Task to carry out
Among the entries below, count the lines where the string "Supra" occurs, and give only the number.

Dataset rows describing interfaces
◆ ◆ ◆ ◆ ◆ ◆ ◆

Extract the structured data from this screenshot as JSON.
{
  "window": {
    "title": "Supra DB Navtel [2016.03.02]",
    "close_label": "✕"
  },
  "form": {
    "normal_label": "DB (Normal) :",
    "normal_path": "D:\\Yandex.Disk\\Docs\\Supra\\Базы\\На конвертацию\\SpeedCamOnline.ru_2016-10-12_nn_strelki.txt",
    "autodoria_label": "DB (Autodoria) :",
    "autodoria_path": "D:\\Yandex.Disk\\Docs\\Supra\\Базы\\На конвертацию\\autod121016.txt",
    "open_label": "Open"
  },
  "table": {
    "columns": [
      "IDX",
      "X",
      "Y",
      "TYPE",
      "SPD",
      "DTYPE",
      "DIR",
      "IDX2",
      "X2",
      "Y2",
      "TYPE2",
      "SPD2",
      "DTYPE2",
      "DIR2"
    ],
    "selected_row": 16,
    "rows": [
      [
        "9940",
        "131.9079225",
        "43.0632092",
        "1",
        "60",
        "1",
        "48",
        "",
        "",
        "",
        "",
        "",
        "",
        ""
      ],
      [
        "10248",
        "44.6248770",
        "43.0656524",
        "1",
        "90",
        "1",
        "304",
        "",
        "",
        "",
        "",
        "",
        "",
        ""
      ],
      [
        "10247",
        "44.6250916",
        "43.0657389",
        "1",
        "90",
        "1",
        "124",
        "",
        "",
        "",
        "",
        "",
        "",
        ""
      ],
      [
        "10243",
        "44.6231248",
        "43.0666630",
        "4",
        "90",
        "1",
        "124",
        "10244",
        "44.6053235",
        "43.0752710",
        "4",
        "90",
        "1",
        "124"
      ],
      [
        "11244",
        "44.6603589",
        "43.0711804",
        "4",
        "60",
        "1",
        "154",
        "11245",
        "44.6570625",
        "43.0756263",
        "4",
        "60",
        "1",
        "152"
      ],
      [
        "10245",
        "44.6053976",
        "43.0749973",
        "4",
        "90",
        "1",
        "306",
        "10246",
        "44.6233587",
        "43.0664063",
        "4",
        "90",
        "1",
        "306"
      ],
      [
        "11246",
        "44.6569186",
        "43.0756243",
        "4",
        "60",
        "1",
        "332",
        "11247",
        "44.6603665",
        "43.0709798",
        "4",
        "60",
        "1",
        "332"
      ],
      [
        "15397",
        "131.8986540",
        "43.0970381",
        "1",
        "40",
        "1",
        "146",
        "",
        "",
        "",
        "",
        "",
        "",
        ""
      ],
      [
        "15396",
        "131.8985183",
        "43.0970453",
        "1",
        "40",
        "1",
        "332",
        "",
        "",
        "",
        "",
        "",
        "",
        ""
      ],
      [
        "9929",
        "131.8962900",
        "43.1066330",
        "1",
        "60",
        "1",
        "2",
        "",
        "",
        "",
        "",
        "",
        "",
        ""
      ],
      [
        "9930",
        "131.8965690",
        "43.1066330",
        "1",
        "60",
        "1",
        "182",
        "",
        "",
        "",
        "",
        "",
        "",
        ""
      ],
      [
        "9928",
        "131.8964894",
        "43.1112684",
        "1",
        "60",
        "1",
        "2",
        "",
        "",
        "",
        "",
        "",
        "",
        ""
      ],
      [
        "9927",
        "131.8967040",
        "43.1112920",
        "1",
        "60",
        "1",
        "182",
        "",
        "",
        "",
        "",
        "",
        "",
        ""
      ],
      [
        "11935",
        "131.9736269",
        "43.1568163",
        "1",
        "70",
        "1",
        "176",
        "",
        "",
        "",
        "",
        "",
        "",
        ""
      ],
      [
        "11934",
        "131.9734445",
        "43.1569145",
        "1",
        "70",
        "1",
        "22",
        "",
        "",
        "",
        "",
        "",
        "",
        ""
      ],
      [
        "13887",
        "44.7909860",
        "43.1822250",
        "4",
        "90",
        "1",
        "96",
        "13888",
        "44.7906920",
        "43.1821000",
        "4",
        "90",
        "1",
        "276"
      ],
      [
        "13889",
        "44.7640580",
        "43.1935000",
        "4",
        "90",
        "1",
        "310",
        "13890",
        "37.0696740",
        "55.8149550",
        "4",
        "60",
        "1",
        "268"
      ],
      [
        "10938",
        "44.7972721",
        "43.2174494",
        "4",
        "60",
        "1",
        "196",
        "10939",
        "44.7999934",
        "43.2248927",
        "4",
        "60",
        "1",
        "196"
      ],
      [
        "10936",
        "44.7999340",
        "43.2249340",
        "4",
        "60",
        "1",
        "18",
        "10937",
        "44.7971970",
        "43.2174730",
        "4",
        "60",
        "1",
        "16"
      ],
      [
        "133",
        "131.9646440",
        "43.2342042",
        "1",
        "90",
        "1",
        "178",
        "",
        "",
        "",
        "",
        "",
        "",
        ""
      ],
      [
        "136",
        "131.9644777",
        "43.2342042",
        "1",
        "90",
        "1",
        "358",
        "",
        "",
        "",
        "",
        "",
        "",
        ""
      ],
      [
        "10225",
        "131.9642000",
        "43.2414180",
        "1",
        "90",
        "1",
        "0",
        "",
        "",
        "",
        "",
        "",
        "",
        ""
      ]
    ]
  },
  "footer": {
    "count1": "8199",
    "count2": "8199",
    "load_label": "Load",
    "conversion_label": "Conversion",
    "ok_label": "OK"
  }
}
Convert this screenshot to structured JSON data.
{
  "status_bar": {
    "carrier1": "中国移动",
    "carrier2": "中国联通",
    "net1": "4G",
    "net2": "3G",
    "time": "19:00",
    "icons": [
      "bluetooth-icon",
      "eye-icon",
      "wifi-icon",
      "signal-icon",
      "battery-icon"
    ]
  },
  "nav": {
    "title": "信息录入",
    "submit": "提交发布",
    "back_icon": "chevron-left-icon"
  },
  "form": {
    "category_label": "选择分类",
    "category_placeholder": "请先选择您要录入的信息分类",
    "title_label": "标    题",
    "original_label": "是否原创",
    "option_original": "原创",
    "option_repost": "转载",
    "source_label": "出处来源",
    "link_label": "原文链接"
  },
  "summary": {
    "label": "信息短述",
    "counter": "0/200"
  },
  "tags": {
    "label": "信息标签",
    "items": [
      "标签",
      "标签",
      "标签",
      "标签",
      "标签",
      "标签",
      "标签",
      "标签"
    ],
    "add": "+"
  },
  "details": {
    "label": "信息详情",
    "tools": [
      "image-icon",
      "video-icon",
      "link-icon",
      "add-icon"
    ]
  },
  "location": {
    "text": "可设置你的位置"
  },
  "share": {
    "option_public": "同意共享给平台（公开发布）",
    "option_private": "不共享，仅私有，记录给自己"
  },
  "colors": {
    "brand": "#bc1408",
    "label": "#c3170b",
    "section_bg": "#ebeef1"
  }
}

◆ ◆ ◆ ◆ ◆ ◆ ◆

Result
3